_What to work on_
Your answer should consist of the lines in the following data that contain "digit".

_Material to process_

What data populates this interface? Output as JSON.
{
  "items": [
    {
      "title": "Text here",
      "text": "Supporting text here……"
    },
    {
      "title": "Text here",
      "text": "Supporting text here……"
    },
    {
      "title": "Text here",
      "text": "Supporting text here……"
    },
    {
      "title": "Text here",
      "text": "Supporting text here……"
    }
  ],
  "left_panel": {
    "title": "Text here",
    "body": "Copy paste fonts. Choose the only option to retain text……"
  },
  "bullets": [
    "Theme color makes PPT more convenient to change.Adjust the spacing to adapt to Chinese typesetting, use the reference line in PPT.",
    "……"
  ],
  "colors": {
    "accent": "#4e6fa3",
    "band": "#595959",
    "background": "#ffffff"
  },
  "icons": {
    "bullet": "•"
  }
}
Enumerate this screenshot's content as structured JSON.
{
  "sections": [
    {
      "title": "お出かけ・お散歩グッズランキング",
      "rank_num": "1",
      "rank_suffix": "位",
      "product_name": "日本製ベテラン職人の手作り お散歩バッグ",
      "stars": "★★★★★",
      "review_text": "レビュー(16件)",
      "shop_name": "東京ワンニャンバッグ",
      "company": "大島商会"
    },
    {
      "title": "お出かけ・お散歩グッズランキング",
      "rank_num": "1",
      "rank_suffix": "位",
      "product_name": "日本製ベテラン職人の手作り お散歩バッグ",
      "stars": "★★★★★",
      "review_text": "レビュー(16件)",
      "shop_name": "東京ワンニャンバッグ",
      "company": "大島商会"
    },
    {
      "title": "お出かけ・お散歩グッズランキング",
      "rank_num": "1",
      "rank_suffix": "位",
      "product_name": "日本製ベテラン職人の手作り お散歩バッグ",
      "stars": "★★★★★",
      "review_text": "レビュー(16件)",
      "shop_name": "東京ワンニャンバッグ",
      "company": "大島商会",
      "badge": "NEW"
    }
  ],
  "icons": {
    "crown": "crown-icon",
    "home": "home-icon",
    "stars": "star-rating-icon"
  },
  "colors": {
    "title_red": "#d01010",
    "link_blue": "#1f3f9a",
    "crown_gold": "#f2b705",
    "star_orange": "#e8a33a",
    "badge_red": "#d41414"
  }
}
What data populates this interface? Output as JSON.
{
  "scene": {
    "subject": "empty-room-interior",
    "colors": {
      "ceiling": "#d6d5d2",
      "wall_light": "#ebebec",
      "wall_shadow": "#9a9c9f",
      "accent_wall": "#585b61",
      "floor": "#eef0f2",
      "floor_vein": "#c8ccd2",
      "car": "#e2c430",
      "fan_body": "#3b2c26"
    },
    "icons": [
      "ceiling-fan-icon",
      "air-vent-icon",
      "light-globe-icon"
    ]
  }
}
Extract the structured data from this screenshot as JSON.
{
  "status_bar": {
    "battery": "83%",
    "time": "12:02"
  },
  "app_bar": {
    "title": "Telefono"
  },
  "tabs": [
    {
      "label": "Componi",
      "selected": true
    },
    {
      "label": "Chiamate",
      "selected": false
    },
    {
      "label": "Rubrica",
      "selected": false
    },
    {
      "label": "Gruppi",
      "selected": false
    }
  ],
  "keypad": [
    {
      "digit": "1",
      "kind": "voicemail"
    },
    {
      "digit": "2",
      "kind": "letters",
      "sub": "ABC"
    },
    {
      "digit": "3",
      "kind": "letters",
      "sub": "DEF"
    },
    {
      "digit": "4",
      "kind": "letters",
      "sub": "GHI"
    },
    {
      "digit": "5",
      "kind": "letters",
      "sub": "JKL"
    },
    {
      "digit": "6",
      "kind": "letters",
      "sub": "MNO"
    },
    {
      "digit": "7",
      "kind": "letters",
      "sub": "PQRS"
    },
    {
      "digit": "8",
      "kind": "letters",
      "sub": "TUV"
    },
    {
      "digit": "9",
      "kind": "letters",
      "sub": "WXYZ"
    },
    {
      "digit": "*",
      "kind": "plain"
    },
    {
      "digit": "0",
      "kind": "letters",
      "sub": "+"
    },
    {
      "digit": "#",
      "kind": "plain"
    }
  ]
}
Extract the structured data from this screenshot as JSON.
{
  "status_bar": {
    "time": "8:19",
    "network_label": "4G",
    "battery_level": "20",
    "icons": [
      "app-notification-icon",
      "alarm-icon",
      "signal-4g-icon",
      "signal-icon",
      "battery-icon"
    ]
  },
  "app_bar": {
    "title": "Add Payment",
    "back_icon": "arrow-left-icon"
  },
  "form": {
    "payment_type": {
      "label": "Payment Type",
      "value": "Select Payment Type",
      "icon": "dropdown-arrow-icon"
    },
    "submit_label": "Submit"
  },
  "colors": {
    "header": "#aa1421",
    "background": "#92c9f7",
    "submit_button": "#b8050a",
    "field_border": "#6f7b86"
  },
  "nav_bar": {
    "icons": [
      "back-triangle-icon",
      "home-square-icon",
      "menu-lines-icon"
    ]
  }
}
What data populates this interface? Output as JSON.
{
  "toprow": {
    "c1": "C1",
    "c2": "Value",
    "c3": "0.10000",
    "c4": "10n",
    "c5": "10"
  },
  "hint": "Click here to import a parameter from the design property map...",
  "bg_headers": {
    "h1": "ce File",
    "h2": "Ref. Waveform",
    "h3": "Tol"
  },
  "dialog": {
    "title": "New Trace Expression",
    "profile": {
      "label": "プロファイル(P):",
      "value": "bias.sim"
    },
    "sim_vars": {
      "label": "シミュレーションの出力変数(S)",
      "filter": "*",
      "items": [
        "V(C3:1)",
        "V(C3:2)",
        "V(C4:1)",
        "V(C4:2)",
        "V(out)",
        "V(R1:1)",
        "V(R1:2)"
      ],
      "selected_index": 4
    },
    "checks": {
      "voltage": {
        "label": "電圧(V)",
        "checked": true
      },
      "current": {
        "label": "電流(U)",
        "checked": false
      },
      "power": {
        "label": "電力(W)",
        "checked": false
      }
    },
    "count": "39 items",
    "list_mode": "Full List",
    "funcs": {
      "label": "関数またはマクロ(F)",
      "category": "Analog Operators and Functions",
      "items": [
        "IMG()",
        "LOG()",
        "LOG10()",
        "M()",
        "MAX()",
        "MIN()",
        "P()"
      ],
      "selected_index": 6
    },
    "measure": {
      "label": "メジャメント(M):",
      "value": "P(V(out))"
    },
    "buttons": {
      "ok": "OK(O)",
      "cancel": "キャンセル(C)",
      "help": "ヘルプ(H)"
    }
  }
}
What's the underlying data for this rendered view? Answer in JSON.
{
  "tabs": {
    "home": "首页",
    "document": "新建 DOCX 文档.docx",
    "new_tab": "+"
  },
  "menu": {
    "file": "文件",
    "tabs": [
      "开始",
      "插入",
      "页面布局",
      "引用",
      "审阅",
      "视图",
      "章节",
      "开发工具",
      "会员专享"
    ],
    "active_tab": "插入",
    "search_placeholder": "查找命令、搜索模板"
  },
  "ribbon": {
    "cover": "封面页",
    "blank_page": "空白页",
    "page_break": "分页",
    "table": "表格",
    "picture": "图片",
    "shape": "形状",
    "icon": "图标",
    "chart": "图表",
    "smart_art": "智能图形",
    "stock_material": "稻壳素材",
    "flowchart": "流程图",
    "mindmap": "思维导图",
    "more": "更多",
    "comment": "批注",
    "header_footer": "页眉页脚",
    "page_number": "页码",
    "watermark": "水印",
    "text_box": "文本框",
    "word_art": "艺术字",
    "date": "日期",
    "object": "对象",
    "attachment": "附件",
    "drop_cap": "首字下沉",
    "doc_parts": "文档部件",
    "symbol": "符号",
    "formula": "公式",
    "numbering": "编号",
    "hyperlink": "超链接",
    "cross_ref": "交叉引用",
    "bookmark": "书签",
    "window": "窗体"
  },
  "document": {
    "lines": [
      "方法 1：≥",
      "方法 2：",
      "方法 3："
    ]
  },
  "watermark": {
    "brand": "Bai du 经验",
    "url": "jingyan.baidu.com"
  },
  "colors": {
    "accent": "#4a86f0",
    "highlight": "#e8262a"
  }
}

_Solution to this exercise_
      "digit": "1",
      "digit": "2",
      "digit": "3",
      "digit": "4",
      "digit": "5",
      "digit": "6",
      "digit": "7",
      "digit": "8",
      "digit": "9",
      "digit": "*",
      "digit": "0",
      "digit": "#",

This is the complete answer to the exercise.